For : ${\ displaystyle \ arccos z}$

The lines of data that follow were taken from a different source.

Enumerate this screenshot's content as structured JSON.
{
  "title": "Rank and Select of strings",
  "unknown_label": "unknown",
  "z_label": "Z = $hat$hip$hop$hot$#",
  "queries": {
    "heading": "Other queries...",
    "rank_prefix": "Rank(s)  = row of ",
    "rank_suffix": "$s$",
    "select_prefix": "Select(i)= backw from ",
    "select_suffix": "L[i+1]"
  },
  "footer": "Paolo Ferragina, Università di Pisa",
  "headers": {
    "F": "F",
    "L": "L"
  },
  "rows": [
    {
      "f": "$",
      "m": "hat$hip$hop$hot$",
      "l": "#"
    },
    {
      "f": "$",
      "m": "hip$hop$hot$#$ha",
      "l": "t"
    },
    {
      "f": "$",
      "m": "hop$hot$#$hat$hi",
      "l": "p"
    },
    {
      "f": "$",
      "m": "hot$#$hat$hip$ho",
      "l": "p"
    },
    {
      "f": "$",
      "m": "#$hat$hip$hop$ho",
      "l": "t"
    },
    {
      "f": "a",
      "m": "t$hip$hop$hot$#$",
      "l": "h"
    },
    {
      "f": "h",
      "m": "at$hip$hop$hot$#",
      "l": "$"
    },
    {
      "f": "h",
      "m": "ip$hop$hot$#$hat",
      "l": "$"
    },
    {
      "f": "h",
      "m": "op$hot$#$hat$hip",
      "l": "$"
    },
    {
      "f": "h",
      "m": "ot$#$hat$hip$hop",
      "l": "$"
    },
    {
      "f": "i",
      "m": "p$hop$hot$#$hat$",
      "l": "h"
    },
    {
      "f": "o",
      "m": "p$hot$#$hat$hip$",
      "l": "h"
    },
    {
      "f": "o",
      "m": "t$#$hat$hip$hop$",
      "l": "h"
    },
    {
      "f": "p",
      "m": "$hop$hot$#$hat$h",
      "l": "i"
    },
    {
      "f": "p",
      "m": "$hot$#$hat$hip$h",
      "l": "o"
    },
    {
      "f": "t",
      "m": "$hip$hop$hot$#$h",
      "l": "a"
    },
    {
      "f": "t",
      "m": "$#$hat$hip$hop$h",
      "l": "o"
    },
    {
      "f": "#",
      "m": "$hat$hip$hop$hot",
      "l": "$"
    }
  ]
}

{\ displaystyle {\ begin {aligned} \ cos (x) = {\ frac {\ mathrm {e} ^ {\ mathrm {i} x} + \ mathrm {e} ^ {- \ mathrm {i} x}} {2}} \\ {\ frac {\ mathrm {e} ^ {\ mathrm {i} x} + \ mathrm {e} ^ {- \ mathrm {i} x}} {2}} = z \\\ mathrm {e} ^ {\ mathrm {i} x} + {\ frac {1} {\ mathrm {e} ^ {\ mathrm {i} x}}} = 2z \\ (\ mathrm {e} ^ {\ mathrm {i} x}) ^ {2} + 1 = 2z \ mathrm {e} ^ {\ mathrm {i} x} \\ (\ mathrm {e} ^ {\ mathrm {i} x}) ^ {2 } -2z \ mathrm {e} ^ {\ mathrm {i} x} + 1 = 0 \\\ mathrm {e} ^ {\ mathrm {i} x} = - {\ frac {-2z} {2}} \ pm {\ sqrt {\ left ({\ frac {-2z} {2}} \ right) ^ {2} -1)}} \\\ mathrm {e} ^ {\ mathrm {i} x} = z \ pm {\ sqrt {z ^ {2} -1}} \\\ mathrm {i} x = \ ln (z \ pm \ mathrm {i} {\ sqrt {1-z ^ {2}}}) \ \ x = {\ frac {\ ln (z \ pm \ mathrm {i} {\ sqrt {1-z ^ {2}}})} {\ mathrm {i}}} \\ x = {\ frac {\ ln (z \ pm \ mathrm {i} {\ sqrt {1-z ^ {2}}}) \, \ mathrm {i}} {\ mathrm {i} ^ {2}}} \\ x = {\ frac {\ ln (z \ pm \ mathrm {i} {\ sqrt {1-z ^ {2}}}) \, \ mathrm {i}} {- 1}} \\ x = - \ mathrm {i} \, \ ln (z \ pm \ mathrm {i} {\ sqrt {1-z ^ {2}}}) \\\ arccos z = - \ mathrm {i} \, \ ln (z \ pm \ mathrm { i} {\ sqrt {1-z ^ {2}}}) \\\ end {aligned}}}